* Task objective
After going through the data, give the number of lines that contain the word "this" as your sole answer.

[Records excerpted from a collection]
────────────────────

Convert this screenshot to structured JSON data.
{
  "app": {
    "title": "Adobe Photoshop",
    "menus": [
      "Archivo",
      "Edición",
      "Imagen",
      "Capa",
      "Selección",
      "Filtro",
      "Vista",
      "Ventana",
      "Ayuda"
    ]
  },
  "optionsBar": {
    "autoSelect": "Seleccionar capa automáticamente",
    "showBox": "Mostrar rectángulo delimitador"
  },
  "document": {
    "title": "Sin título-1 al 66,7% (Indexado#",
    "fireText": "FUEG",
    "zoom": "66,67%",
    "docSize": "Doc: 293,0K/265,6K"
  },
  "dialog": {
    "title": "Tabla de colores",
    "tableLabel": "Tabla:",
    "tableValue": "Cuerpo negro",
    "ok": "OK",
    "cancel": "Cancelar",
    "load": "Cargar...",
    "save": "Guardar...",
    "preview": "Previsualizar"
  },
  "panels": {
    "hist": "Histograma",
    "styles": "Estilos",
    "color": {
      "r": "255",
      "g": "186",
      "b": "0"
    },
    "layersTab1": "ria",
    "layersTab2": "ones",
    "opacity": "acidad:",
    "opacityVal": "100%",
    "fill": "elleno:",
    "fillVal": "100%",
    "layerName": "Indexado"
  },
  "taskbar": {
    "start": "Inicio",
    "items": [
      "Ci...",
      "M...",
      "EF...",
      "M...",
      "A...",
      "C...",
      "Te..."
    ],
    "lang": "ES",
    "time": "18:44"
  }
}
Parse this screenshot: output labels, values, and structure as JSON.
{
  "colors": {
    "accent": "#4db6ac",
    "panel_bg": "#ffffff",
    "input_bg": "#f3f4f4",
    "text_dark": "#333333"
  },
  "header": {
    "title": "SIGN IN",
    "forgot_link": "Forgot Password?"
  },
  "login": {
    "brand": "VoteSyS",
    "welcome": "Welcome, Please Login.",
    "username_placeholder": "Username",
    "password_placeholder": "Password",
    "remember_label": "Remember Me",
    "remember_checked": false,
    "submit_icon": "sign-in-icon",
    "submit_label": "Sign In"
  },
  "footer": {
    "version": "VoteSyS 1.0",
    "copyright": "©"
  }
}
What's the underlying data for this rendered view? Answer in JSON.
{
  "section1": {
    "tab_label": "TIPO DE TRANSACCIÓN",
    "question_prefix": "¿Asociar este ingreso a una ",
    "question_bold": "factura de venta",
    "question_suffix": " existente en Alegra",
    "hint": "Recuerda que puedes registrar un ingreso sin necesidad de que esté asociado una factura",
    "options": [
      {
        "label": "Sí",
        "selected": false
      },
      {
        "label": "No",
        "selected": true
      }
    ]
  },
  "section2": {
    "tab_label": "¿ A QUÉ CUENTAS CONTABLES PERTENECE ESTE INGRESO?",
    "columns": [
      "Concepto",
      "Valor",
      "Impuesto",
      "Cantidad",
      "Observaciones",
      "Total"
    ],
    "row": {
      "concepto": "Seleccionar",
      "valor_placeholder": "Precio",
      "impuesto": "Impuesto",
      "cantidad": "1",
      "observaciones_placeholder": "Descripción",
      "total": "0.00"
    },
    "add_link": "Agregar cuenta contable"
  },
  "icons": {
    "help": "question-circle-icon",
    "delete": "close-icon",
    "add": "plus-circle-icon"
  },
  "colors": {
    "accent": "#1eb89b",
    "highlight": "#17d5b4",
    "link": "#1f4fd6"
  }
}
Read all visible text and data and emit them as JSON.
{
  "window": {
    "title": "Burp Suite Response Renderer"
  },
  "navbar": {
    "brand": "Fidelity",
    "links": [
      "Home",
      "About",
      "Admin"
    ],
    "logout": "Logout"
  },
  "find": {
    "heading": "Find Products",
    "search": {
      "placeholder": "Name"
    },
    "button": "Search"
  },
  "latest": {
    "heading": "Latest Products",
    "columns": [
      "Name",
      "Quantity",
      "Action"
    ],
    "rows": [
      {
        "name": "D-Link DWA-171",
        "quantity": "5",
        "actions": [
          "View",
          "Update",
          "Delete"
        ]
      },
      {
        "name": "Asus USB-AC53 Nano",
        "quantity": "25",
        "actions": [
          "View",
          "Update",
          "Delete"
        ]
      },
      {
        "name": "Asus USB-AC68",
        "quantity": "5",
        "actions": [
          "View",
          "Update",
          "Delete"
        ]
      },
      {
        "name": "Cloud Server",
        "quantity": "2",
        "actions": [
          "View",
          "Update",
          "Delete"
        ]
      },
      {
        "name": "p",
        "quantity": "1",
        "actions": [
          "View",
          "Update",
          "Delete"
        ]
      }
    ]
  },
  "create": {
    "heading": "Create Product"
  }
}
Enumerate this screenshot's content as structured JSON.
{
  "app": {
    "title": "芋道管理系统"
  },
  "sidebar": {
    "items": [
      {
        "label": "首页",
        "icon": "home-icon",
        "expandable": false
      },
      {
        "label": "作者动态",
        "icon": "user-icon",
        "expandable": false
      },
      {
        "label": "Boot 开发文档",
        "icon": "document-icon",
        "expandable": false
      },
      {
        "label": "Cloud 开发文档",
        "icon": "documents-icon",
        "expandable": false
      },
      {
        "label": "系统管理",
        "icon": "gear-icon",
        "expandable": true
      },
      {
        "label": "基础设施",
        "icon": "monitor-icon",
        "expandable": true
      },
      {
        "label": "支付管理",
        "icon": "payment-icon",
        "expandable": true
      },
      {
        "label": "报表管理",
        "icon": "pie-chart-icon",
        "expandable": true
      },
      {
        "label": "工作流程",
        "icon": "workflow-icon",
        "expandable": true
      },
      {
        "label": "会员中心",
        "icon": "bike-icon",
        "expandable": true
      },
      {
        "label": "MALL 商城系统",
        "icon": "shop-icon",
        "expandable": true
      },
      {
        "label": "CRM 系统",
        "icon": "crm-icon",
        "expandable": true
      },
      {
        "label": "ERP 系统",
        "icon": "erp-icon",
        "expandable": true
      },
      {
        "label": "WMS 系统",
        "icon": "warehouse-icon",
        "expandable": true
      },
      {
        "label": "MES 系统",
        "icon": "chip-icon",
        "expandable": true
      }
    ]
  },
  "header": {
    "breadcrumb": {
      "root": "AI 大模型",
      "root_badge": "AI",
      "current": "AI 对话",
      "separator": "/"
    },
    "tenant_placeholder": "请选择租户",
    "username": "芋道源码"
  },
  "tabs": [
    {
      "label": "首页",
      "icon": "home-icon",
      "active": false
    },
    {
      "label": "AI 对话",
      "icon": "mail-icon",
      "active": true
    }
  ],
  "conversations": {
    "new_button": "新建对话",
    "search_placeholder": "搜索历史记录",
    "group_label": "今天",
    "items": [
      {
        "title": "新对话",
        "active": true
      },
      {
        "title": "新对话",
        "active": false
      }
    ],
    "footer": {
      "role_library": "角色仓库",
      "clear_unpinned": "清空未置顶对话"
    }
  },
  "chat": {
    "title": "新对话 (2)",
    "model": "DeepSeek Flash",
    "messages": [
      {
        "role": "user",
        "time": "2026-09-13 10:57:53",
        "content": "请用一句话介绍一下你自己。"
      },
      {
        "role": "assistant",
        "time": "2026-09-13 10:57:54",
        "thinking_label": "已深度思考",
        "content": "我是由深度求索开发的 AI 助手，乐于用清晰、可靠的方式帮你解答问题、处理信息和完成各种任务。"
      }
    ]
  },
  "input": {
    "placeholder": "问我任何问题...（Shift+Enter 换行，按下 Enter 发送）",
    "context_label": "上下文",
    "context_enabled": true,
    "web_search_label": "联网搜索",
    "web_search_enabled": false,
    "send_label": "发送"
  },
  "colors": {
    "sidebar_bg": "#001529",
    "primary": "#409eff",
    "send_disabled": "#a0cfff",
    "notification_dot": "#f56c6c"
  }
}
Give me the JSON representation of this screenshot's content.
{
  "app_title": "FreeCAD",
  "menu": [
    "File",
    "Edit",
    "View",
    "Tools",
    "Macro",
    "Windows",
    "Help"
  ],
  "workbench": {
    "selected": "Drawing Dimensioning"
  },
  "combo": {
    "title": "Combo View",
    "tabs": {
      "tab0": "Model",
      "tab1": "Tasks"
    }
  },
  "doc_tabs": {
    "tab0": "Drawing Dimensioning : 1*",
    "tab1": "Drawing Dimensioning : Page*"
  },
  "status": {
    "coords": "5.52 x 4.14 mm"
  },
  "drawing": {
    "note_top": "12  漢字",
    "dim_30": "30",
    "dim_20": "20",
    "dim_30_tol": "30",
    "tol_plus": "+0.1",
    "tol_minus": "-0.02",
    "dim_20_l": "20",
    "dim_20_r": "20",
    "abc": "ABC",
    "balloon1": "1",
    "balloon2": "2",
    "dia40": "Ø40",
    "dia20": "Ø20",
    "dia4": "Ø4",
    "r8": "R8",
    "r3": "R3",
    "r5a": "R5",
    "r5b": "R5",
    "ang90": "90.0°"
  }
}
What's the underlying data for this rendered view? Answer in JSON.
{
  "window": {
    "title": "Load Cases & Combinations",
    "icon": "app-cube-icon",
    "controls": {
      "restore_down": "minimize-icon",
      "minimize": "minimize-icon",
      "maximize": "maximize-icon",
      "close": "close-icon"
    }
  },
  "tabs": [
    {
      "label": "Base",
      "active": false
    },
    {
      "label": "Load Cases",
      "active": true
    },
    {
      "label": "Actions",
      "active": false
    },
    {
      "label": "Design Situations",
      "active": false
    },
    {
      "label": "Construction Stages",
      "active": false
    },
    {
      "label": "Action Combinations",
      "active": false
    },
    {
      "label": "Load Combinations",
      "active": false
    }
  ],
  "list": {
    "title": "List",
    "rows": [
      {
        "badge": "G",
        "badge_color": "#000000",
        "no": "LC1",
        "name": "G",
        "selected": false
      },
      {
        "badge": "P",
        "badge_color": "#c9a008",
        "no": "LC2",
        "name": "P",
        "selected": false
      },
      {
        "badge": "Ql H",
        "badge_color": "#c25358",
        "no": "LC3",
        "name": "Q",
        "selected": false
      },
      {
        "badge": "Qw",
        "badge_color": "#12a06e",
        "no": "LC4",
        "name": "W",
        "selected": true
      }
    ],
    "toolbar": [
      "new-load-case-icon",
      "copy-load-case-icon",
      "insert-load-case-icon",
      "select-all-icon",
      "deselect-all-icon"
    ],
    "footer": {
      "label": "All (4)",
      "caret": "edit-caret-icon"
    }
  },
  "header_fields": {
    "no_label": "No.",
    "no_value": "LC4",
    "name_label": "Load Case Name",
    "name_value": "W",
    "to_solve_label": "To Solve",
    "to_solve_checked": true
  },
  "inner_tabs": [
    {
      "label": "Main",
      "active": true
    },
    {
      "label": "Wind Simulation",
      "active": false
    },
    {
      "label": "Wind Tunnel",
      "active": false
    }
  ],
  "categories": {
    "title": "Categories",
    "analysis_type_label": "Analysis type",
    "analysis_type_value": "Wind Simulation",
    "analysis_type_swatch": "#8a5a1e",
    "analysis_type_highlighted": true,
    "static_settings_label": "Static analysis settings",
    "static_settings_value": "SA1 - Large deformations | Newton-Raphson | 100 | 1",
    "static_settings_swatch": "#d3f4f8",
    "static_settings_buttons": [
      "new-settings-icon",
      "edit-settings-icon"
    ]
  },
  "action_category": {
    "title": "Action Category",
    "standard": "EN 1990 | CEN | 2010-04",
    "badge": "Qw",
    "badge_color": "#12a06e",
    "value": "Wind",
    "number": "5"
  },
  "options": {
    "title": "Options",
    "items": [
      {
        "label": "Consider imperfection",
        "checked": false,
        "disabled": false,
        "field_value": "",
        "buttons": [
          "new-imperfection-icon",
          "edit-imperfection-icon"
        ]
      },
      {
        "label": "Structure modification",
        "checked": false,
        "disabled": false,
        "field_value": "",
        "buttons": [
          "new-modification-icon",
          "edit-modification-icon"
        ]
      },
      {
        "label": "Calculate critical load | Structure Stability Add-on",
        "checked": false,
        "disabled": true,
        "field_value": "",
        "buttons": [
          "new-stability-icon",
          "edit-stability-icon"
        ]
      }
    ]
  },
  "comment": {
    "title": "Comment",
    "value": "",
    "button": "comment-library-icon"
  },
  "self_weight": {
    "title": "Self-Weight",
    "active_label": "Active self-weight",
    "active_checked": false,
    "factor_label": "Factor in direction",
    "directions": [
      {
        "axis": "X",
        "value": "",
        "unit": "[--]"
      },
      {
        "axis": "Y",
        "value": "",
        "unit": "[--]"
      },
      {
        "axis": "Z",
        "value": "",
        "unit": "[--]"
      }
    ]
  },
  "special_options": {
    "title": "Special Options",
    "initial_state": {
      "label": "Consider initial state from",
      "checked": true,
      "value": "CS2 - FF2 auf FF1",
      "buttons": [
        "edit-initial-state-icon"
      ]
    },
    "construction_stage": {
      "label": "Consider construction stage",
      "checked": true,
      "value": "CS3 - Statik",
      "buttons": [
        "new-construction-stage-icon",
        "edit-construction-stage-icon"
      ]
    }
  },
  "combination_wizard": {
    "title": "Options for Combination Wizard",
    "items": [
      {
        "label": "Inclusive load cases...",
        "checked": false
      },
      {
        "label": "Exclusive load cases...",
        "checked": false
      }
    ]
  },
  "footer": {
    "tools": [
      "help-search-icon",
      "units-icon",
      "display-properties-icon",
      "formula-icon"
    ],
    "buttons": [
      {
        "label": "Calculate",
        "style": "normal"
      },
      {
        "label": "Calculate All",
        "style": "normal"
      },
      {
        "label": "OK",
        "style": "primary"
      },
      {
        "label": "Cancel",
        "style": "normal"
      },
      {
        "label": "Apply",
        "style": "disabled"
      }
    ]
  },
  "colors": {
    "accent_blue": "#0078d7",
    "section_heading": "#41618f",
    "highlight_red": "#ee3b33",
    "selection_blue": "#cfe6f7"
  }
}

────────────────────

* Expected answer
6